● What you need to do
Omit the pictures, then write out every entry exactly as it reads.

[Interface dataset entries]
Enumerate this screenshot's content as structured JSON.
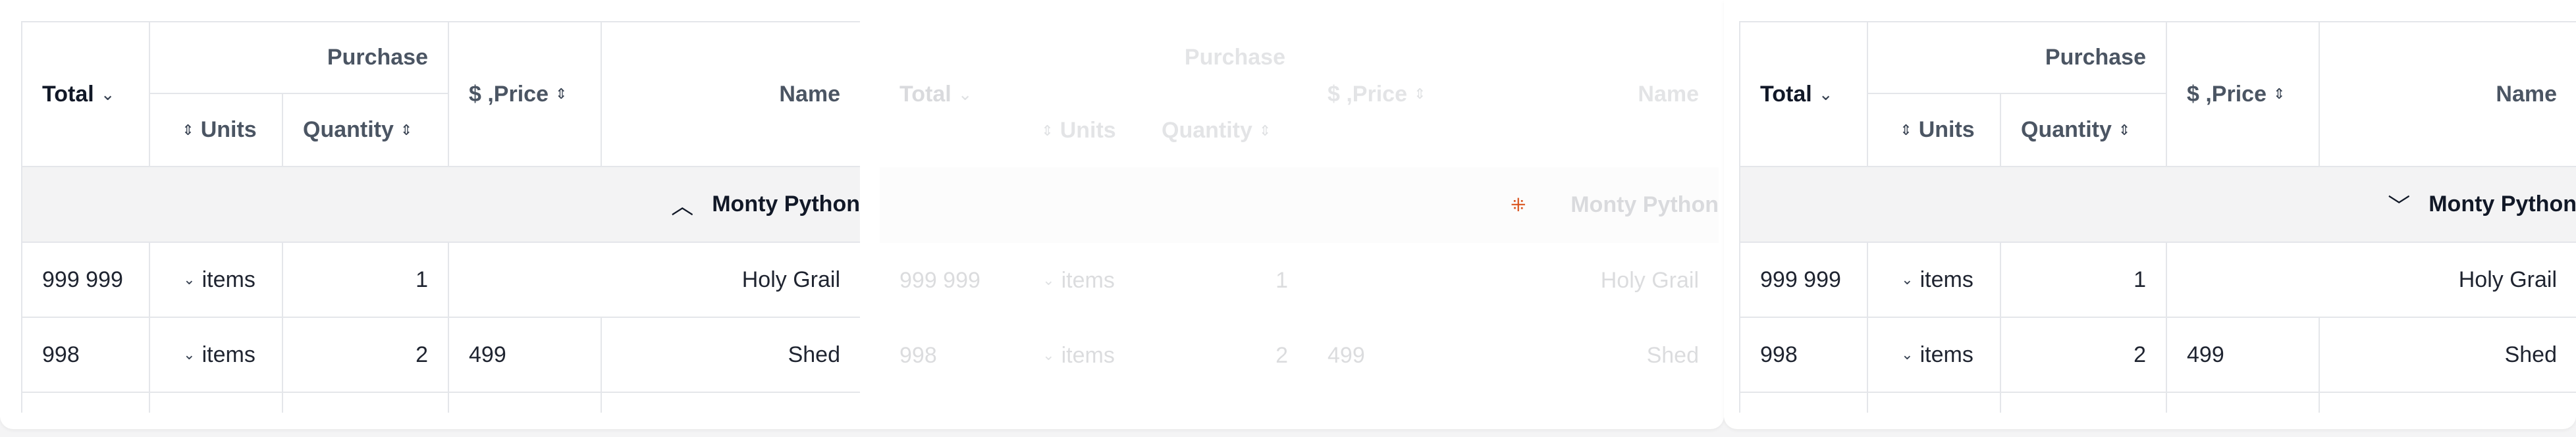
{
  "tables": [
    {
      "variant": "active",
      "headers": {
        "total": "Total",
        "purchase_group": "Purchase",
        "units": "Units",
        "quantity": "Quantity",
        "price": "$ ,Price",
        "name": "Name"
      },
      "icons": {
        "total_sort": "chevron-down-icon",
        "units_sort": "sort-icon",
        "quantity_sort": "sort-icon",
        "price_sort": "sort-icon",
        "group_toggle": "chevron-up-icon"
      },
      "group_label": "Monty Python",
      "rows": [
        {
          "total": "999 999",
          "units": "items",
          "quantity": "1",
          "price": "",
          "name": "Holy Grail"
        },
        {
          "total": "998",
          "units": "items",
          "quantity": "2",
          "price": "499",
          "name": "Shed"
        }
      ]
    },
    {
      "variant": "dragging",
      "headers": {
        "total": "Total",
        "purchase_group": "Purchase",
        "units": "Units",
        "quantity": "Quantity",
        "price": "$ ,Price",
        "name": "Name"
      },
      "icons": {
        "group_toggle": "drag-handle-icon"
      },
      "group_label": "Monty Python",
      "rows": [
        {
          "total": "999 999",
          "units": "items",
          "quantity": "1",
          "price": "",
          "name": "Holy Grail"
        },
        {
          "total": "998",
          "units": "items",
          "quantity": "2",
          "price": "499",
          "name": "Shed"
        }
      ]
    },
    {
      "variant": "collapsed",
      "headers": {
        "total": "Total",
        "purchase_group": "Purchase",
        "units": "Units",
        "quantity": "Quantity",
        "price": "$ ,Price",
        "name": "Name"
      },
      "icons": {
        "group_toggle": "chevron-down-icon"
      },
      "group_label": "Monty Python",
      "rows": [
        {
          "total": "999 999",
          "units": "items",
          "quantity": "1",
          "price": "",
          "name": "Holy Grail"
        },
        {
          "total": "998",
          "units": "items",
          "quantity": "2",
          "price": "499",
          "name": "Shed"
        }
      ]
    }
  ],
  "colors": {
    "border": "#e4e6ea",
    "group_bg": "#f3f3f4",
    "header_text": "#4b5563",
    "body_text": "#1f2430",
    "drag_icon": "#d9541e"
  }
}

● Exercise solution
Enumerate this screenshot's content as structured JSON.
{
  "tables": [
    {
      "variant": "active",
      "headers": {
        "total": "Total",
        "purchase_group": "Purchase",
        "units": "Units",
        "quantity": "Quantity",
        "price": "$ ,Price",
        "name": "Name"
      },
      "icons": {
        "total_sort": "chevron-down-icon",
        "units_sort": "sort-icon",
        "quantity_sort": "sort-icon",
        "price_sort": "sort-icon",
        "group_toggle": "chevron-up-icon"
      },
      "group_label": "Monty Python",
      "rows": [
        {
          "total": "999 999",
          "units": "items",
          "quantity": "1",
          "price": "",
          "name": "Holy Grail"
        },
        {
          "total": "998",
          "units": "items",
          "quantity": "2",
          "price": "499",
          "name": "Shed"
        }
      ]
    },
    {
      "variant": "dragging",
      "headers": {
        "total": "Total",
        "purchase_group": "Purchase",
        "units": "Units",
        "quantity": "Quantity",
        "price": "$ ,Price",
        "name": "Name"
      },
      "icons": {
        "group_toggle": "drag-handle-icon"
      },
      "group_label": "Monty Python",
      "rows": [
        {
          "total": "999 999",
          "units": "items",
          "quantity": "1",
          "price": "",
          "name": "Holy Grail"
        },
        {
          "total": "998",
          "units": "items",
          "quantity": "2",
          "price": "499",
          "name": "Shed"
        }
      ]
    },
    {
      "variant": "collapsed",
      "headers": {
        "total": "Total",
        "purchase_group": "Purchase",
        "units": "Units",
        "quantity": "Quantity",
        "price": "$ ,Price",
        "name": "Name"
      },
      "icons": {
        "group_toggle": "chevron-down-icon"
      },
      "group_label": "Monty Python",
      "rows": [
        {
          "total": "999 999",
          "units": "items",
          "quantity": "1",
          "price": "",
          "name": "Holy Grail"
        },
        {
          "total": "998",
          "units": "items",
          "quantity": "2",
          "price": "499",
          "name": "Shed"
        }
      ]
    }
  ],
  "colors": {
    "border": "#e4e6ea",
    "group_bg": "#f3f3f4",
    "header_text": "#4b5563",
    "body_text": "#1f2430",
    "drag_icon": "#d9541e"
  }
}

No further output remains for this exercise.